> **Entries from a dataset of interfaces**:
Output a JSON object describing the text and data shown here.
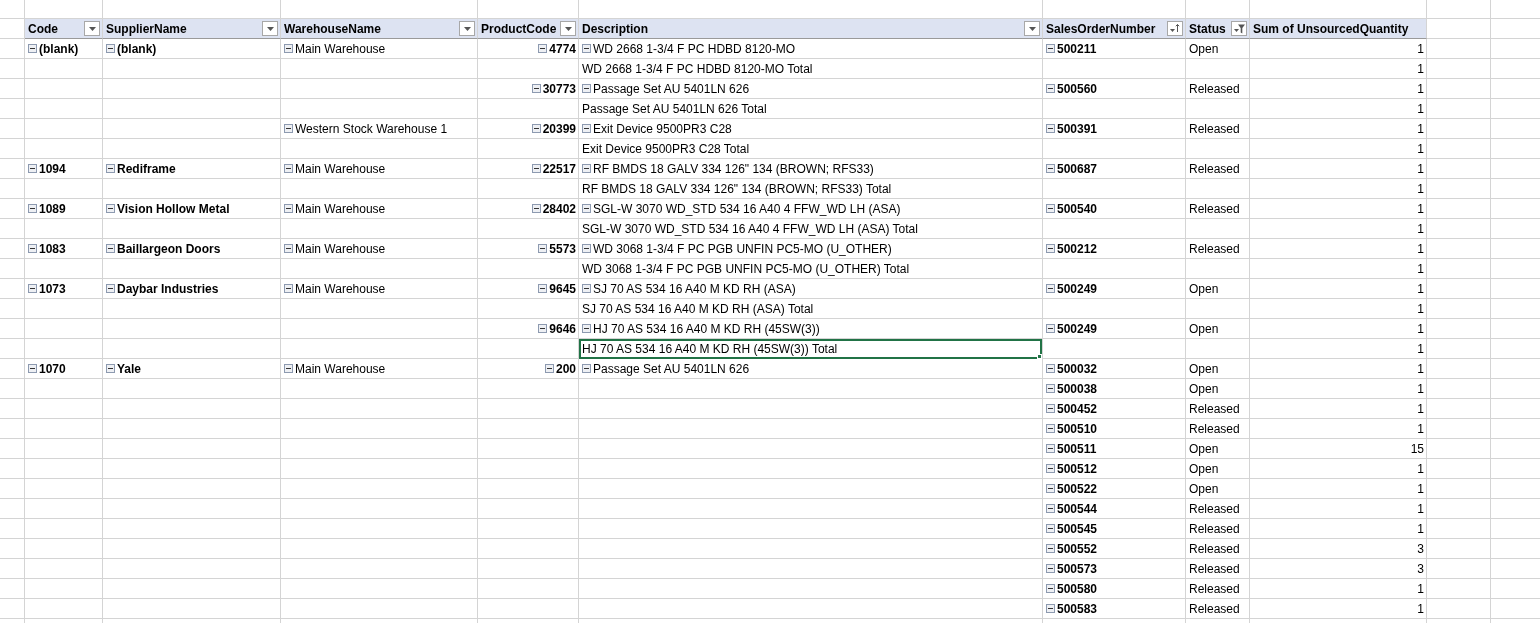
{
  "columns": [
    {
      "label": "Code",
      "kind": "dropdown"
    },
    {
      "label": "SupplierName",
      "kind": "dropdown"
    },
    {
      "label": "WarehouseName",
      "kind": "dropdown"
    },
    {
      "label": "ProductCode",
      "kind": "dropdown"
    },
    {
      "label": "Description",
      "kind": "dropdown"
    },
    {
      "label": "SalesOrderNumber",
      "kind": "sorted"
    },
    {
      "label": "Status",
      "kind": "filtered"
    },
    {
      "label": "Sum of UnsourcedQuantity",
      "kind": "plain"
    }
  ],
  "rows": [
    {
      "code": {
        "text": "(blank)",
        "expanded": true
      },
      "supplier": {
        "text": "(blank)",
        "expanded": true
      },
      "warehouse": {
        "text": "Main Warehouse",
        "expanded": true
      },
      "product": {
        "text": "4774",
        "expanded": true
      },
      "description": {
        "text": "WD 2668 1-3/4 F PC HDBD 8120-MO",
        "expanded": true,
        "selected": false
      },
      "order": {
        "text": "500211",
        "expanded": true
      },
      "status": {
        "text": "Open"
      },
      "qty": {
        "text": "1"
      }
    },
    {
      "description": {
        "text": "WD 2668 1-3/4 F PC HDBD 8120-MO Total",
        "selected": false
      },
      "qty": {
        "text": "1"
      }
    },
    {
      "product": {
        "text": "30773",
        "expanded": true
      },
      "description": {
        "text": "Passage Set AU 5401LN 626",
        "expanded": true,
        "selected": false
      },
      "order": {
        "text": "500560",
        "expanded": true
      },
      "status": {
        "text": "Released"
      },
      "qty": {
        "text": "1"
      }
    },
    {
      "description": {
        "text": "Passage Set AU 5401LN 626 Total",
        "selected": false
      },
      "qty": {
        "text": "1"
      }
    },
    {
      "warehouse": {
        "text": "Western Stock Warehouse 1",
        "expanded": true
      },
      "product": {
        "text": "20399",
        "expanded": true
      },
      "description": {
        "text": "Exit Device 9500PR3 C28",
        "expanded": true,
        "selected": false
      },
      "order": {
        "text": "500391",
        "expanded": true
      },
      "status": {
        "text": "Released"
      },
      "qty": {
        "text": "1"
      }
    },
    {
      "description": {
        "text": "Exit Device 9500PR3 C28 Total",
        "selected": false
      },
      "qty": {
        "text": "1"
      }
    },
    {
      "code": {
        "text": "1094",
        "expanded": true
      },
      "supplier": {
        "text": "Rediframe",
        "expanded": true
      },
      "warehouse": {
        "text": "Main Warehouse",
        "expanded": true
      },
      "product": {
        "text": "22517",
        "expanded": true
      },
      "description": {
        "text": "RF BMDS 18 GALV 334 126\" 134 (BROWN; RFS33)",
        "expanded": true,
        "selected": false
      },
      "order": {
        "text": "500687",
        "expanded": true
      },
      "status": {
        "text": "Released"
      },
      "qty": {
        "text": "1"
      }
    },
    {
      "description": {
        "text": "RF BMDS 18 GALV 334 126\" 134 (BROWN; RFS33) Total",
        "selected": false
      },
      "qty": {
        "text": "1"
      }
    },
    {
      "code": {
        "text": "1089",
        "expanded": true
      },
      "supplier": {
        "text": "Vision Hollow Metal",
        "expanded": true
      },
      "warehouse": {
        "text": "Main Warehouse",
        "expanded": true
      },
      "product": {
        "text": "28402",
        "expanded": true
      },
      "description": {
        "text": "SGL-W 3070 WD_STD 534 16 A40 4 FFW_WD LH (ASA)",
        "expanded": true,
        "selected": false
      },
      "order": {
        "text": "500540",
        "expanded": true
      },
      "status": {
        "text": "Released"
      },
      "qty": {
        "text": "1"
      }
    },
    {
      "description": {
        "text": "SGL-W 3070 WD_STD 534 16 A40 4 FFW_WD LH (ASA) Total",
        "selected": false
      },
      "qty": {
        "text": "1"
      }
    },
    {
      "code": {
        "text": "1083",
        "expanded": true
      },
      "supplier": {
        "text": "Baillargeon Doors",
        "expanded": true
      },
      "warehouse": {
        "text": "Main Warehouse",
        "expanded": true
      },
      "product": {
        "text": "5573",
        "expanded": true
      },
      "description": {
        "text": "WD 3068 1-3/4 F PC PGB UNFIN PC5-MO (U_OTHER)",
        "expanded": true,
        "selected": false
      },
      "order": {
        "text": "500212",
        "expanded": true
      },
      "status": {
        "text": "Released"
      },
      "qty": {
        "text": "1"
      }
    },
    {
      "description": {
        "text": "WD 3068 1-3/4 F PC PGB UNFIN PC5-MO (U_OTHER) Total",
        "selected": false
      },
      "qty": {
        "text": "1"
      }
    },
    {
      "code": {
        "text": "1073",
        "expanded": true
      },
      "supplier": {
        "text": "Daybar Industries",
        "expanded": true
      },
      "warehouse": {
        "text": "Main Warehouse",
        "expanded": true
      },
      "product": {
        "text": "9645",
        "expanded": true
      },
      "description": {
        "text": "SJ 70 AS 534 16 A40 M KD RH (ASA)",
        "expanded": true,
        "selected": false
      },
      "order": {
        "text": "500249",
        "expanded": true
      },
      "status": {
        "text": "Open"
      },
      "qty": {
        "text": "1"
      }
    },
    {
      "description": {
        "text": "SJ 70 AS 534 16 A40 M KD RH (ASA) Total",
        "selected": false
      },
      "qty": {
        "text": "1"
      }
    },
    {
      "product": {
        "text": "9646",
        "expanded": true
      },
      "description": {
        "text": "HJ 70 AS 534 16 A40 M KD RH (45SW(3))",
        "expanded": true,
        "selected": false
      },
      "order": {
        "text": "500249",
        "expanded": true
      },
      "status": {
        "text": "Open"
      },
      "qty": {
        "text": "1"
      }
    },
    {
      "description": {
        "text": "HJ 70 AS 534 16 A40 M KD RH (45SW(3)) Total",
        "selected": true
      },
      "qty": {
        "text": "1"
      }
    },
    {
      "code": {
        "text": "1070",
        "expanded": true
      },
      "supplier": {
        "text": "Yale",
        "expanded": true
      },
      "warehouse": {
        "text": "Main Warehouse",
        "expanded": true
      },
      "product": {
        "text": "200",
        "expanded": true
      },
      "description": {
        "text": "Passage Set AU 5401LN 626",
        "expanded": true,
        "selected": false
      },
      "order": {
        "text": "500032",
        "expanded": true
      },
      "status": {
        "text": "Open"
      },
      "qty": {
        "text": "1"
      }
    },
    {
      "order": {
        "text": "500038",
        "expanded": true
      },
      "status": {
        "text": "Open"
      },
      "qty": {
        "text": "1"
      }
    },
    {
      "order": {
        "text": "500452",
        "expanded": true
      },
      "status": {
        "text": "Released"
      },
      "qty": {
        "text": "1"
      }
    },
    {
      "order": {
        "text": "500510",
        "expanded": true
      },
      "status": {
        "text": "Released"
      },
      "qty": {
        "text": "1"
      }
    },
    {
      "order": {
        "text": "500511",
        "expanded": true
      },
      "status": {
        "text": "Open"
      },
      "qty": {
        "text": "15"
      }
    },
    {
      "order": {
        "text": "500512",
        "expanded": true
      },
      "status": {
        "text": "Open"
      },
      "qty": {
        "text": "1"
      }
    },
    {
      "order": {
        "text": "500522",
        "expanded": true
      },
      "status": {
        "text": "Open"
      },
      "qty": {
        "text": "1"
      }
    },
    {
      "order": {
        "text": "500544",
        "expanded": true
      },
      "status": {
        "text": "Released"
      },
      "qty": {
        "text": "1"
      }
    },
    {
      "order": {
        "text": "500545",
        "expanded": true
      },
      "status": {
        "text": "Released"
      },
      "qty": {
        "text": "1"
      }
    },
    {
      "order": {
        "text": "500552",
        "expanded": true
      },
      "status": {
        "text": "Released"
      },
      "qty": {
        "text": "3"
      }
    },
    {
      "order": {
        "text": "500573",
        "expanded": true
      },
      "status": {
        "text": "Released"
      },
      "qty": {
        "text": "3"
      }
    },
    {
      "order": {
        "text": "500580",
        "expanded": true
      },
      "status": {
        "text": "Released"
      },
      "qty": {
        "text": "1"
      }
    },
    {
      "order": {
        "text": "500583",
        "expanded": true
      },
      "status": {
        "text": "Released"
      },
      "qty": {
        "text": "1"
      }
    }
  ]
}
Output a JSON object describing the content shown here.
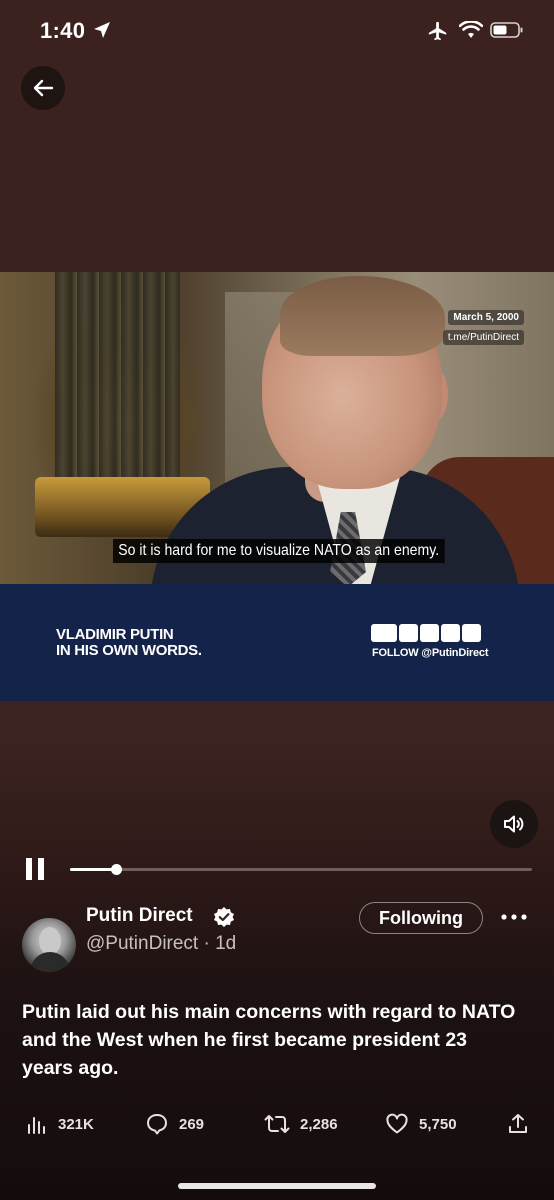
{
  "status_bar": {
    "time": "1:40"
  },
  "video": {
    "date_overlay": "March 5, 2000",
    "channel_overlay": "t.me/PutinDirect",
    "subtitle": "So it is hard for me to visualize NATO as an enemy.",
    "banner_title_line1": "VLADIMIR PUTIN",
    "banner_title_line2": "IN HIS OWN WORDS.",
    "banner_follow": "FOLLOW @PutinDirect",
    "progress_fraction": 0.1
  },
  "tweet": {
    "author_name": "Putin Direct",
    "author_handle": "@PutinDirect",
    "time_ago": "· 1d",
    "follow_label": "Following",
    "text": "Putin laid out his main concerns with regard to NATO and the West when he first became president 23 years ago."
  },
  "actions": {
    "views": "321K",
    "replies": "269",
    "retweets": "2,286",
    "likes": "5,750"
  },
  "colors": {
    "background": "#3b221f",
    "banner": "#132349"
  }
}
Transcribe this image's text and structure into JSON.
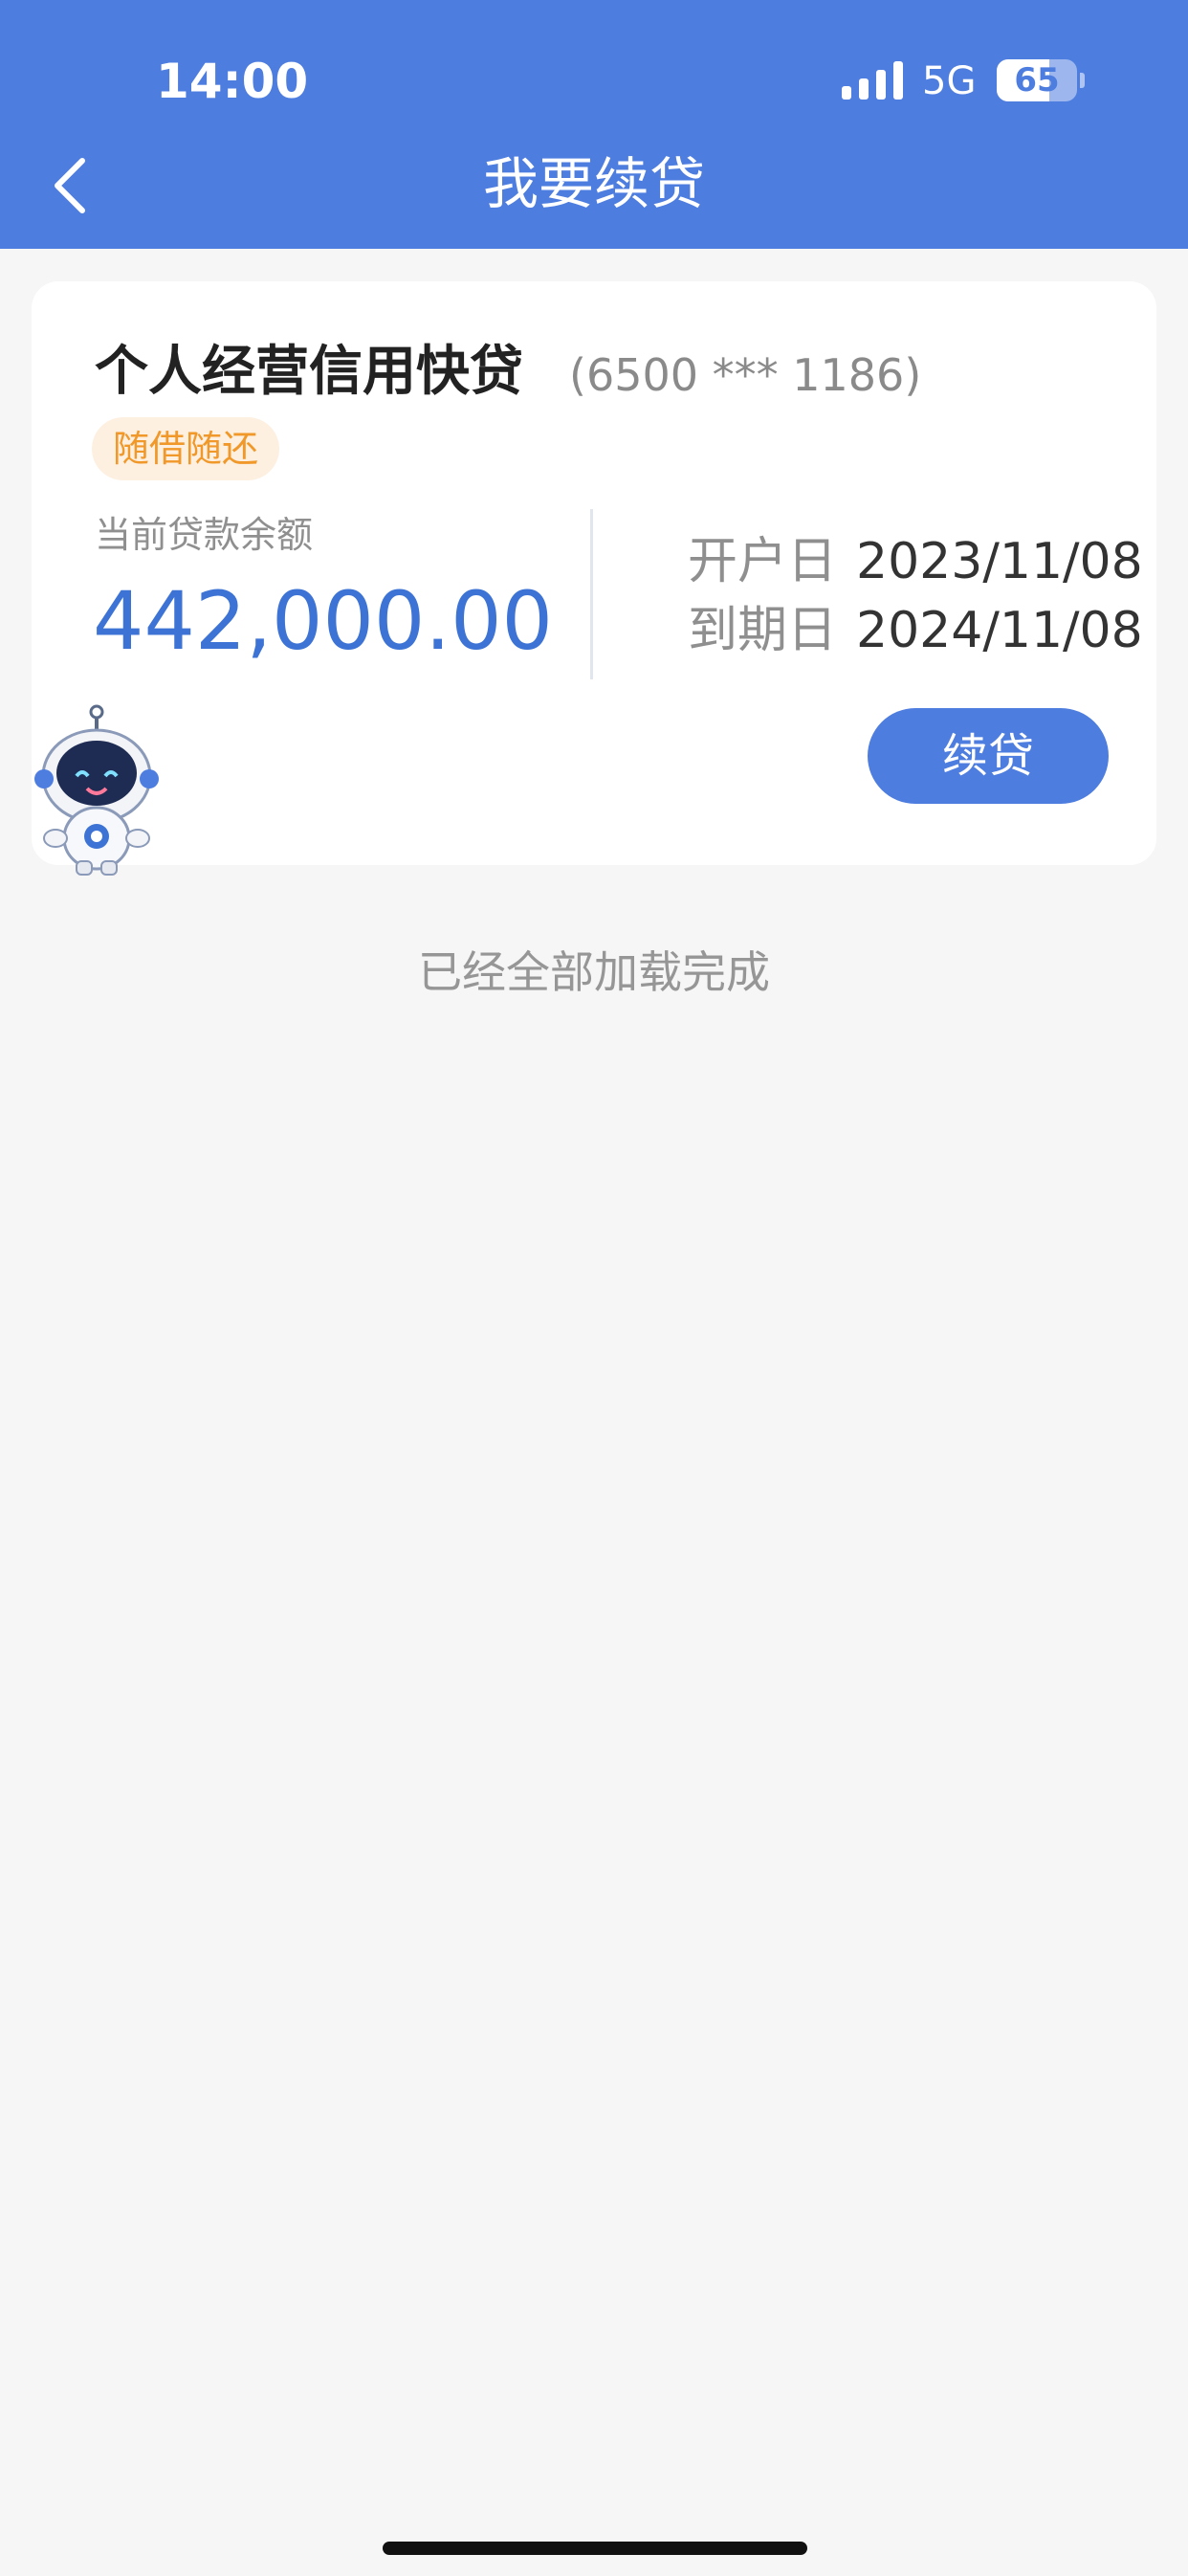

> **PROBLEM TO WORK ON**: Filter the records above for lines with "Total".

> **RESULT OF THIS TASK**:
        "text": "WD 2668 1-3/4 F PC HDBD 8120-MO Total",
        "text": "Passage Set AU 5401LN 626 Total",
        "text": "Exit Device 9500PR3 C28 Total",
        "text": "RF BMDS 18 GALV 334 126\" 134 (BROWN; RFS33) Total",
        "text": "SGL-W 3070 WD_STD 534 16 A40 4 FFW_WD LH (ASA) Total",
        "text": "WD 3068 1-3/4 F PC PGB UNFIN PC5-MO (U_OTHER) Total",
        "text": "SJ 70 AS 534 16 A40 M KD RH (ASA) Total",
        "text": "HJ 70 AS 534 16 A40 M KD RH (45SW(3)) Total",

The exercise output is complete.